Actually, I'm not. But you, sir, write fine essays. And good fiction, too (god preserve your heathen soul).

sboydtaylor said...

Very interesting. I'm not sure if I'm convinced that Magical Realism is anything other than a sub-genre of fantasy with a very precise set of tropes.

Essentially, the only difference between the genres is they each have a different target market: literati on one hand, geeks on the other.

Because of the difference in market, different magazines, publishers, and agents are involved in each genre. Division by specialization.

They're still not different species yet. They can still interbreed.

Sam Taylor said...

BTW, that's me. I got tired of having to type my name every time.

David Isaak said...

Hi, Sam--

You new handle is noted.

Someone--I can't recall whom--said that categorization of fiction is extremely useful to everyone except the author.
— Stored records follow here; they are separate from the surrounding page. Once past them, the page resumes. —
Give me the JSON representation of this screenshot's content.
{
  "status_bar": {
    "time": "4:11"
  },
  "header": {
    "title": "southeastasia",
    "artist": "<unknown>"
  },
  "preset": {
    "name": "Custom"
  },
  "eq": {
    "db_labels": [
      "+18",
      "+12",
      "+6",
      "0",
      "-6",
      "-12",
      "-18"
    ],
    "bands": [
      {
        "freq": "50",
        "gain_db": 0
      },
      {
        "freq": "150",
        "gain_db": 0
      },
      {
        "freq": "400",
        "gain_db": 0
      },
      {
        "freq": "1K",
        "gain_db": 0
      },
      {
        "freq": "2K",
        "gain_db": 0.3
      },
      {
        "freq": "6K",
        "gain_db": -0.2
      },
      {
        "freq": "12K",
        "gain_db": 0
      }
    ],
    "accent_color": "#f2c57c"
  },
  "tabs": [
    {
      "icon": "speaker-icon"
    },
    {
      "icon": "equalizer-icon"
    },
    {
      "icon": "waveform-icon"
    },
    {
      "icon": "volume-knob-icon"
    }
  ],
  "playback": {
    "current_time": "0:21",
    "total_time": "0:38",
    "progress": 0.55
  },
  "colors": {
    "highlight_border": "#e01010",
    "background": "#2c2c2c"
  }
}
It allows booksellers to stuff it into a certain section of the store, it helps marketing people position it, it even helps as a shorthand when we want to talk about it in a generalized fashion. It just doesn't really help that much when you have to write it, becasue stories refuse to be nailed down.

Jake Jesson said...

Very interesting essay - thanks for the link!

I still have yet to read any 'true' magic realists besides Borges. "One Hundred Years of Solitude" is on my reading list, though.

About Carroll - though I have yet to read anything by him (feel free to recommend something!), I have heard of him referred to as a magic realist. Couldn't tell you where, though.

David Isaak said...

Hi, Jake--

Neil did an interesting job, didn't he? And he knows a whole lot more about the topic than I do, that's fer sure.

Borges is a god. I've never been sure if he's really a Migic Realist, though, despite what the critics say. I'm not even sure her writes fiction. Borges is just Borges.

Jonathan Carroll. Oh, my. His debut, "Land of Laughs" is pretty wonderful, and just reissued. "Voice of Our Father" is great, though originally promoted as part of the king/Straub tidal wave of horror. I like "The Marriage of Sticks," which is Carroll's reality/ imagination/ fantasy blurring at its finest. Even stars like Neil Gaiman doff their hats to Carroll as the real thing--whatever that thing is...

What's up here, anyhow? I just published a thriller, and it seems that all I've talked about for the last week or two are fantasy writers.

Arwel Owen said...

Hi David,

It's always good to hear of other people raving about Carroll. He's a fantastic writer and a true gentleman. BTW - The book you refer to above is 'Voice of our Shadow', not 'Father'; a wonderful book, no matter what the title!

Jake - I'd recommend The Panic Hand as an introduction to Carroll. It's a collection of short stories, which should be enough to give you a taste of what Carroll is capable of.



David Isaak said...

Right you are, Arwel--Voice of Our SHADOW. See what happens when my fingers start thinking for themselves?

In any case, Jake, you'll find that both "Voice of Our Shadow" and "Panic Hand" are out of print in the US, so you may have to do some digging. "Land of Laughs" was recently reissued.